(Records for this task Opens)

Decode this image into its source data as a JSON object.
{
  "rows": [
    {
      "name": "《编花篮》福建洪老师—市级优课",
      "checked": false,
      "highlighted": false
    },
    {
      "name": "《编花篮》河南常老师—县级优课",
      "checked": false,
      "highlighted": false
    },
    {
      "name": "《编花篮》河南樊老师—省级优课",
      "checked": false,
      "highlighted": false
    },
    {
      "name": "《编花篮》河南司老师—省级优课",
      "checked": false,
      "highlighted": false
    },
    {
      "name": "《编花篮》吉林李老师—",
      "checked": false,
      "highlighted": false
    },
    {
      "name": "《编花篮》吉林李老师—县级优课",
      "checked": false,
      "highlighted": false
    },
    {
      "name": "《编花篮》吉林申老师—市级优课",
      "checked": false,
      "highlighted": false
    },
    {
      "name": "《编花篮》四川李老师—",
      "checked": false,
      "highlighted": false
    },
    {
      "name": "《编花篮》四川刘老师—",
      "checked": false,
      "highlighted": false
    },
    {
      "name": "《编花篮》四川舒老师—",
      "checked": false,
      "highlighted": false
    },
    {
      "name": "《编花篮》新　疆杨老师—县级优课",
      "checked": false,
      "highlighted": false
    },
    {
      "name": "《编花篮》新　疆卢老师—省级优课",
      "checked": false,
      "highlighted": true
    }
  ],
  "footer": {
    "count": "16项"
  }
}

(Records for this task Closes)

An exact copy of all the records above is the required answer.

# Exercise result
Decode this image into its source data as a JSON object.
{
  "rows": [
    {
      "name": "《编花篮》福建洪老师—市级优课",
      "checked": false,
      "highlighted": false
    },
    {
      "name": "《编花篮》河南常老师—县级优课",
      "checked": false,
      "highlighted": false
    },
    {
      "name": "《编花篮》河南樊老师—省级优课",
      "checked": false,
      "highlighted": false
    },
    {
      "name": "《编花篮》河南司老师—省级优课",
      "checked": false,
      "highlighted": false
    },
    {
      "name": "《编花篮》吉林李老师—",
      "checked": false,
      "highlighted": false
    },
    {
      "name": "《编花篮》吉林李老师—县级优课",
      "checked": false,
      "highlighted": false
    },
    {
      "name": "《编花篮》吉林申老师—市级优课",
      "checked": false,
      "highlighted": false
    },
    {
      "name": "《编花篮》四川李老师—",
      "checked": false,
      "highlighted": false
    },
    {
      "name": "《编花篮》四川刘老师—",
      "checked": false,
      "highlighted": false
    },
    {
      "name": "《编花篮》四川舒老师—",
      "checked": false,
      "highlighted": false
    },
    {
      "name": "《编花篮》新　疆杨老师—县级优课",
      "checked": false,
      "highlighted": false
    },
    {
      "name": "《编花篮》新　疆卢老师—省级优课",
      "checked": false,
      "highlighted": true
    }
  ],
  "footer": {
    "count": "16项"
  }
}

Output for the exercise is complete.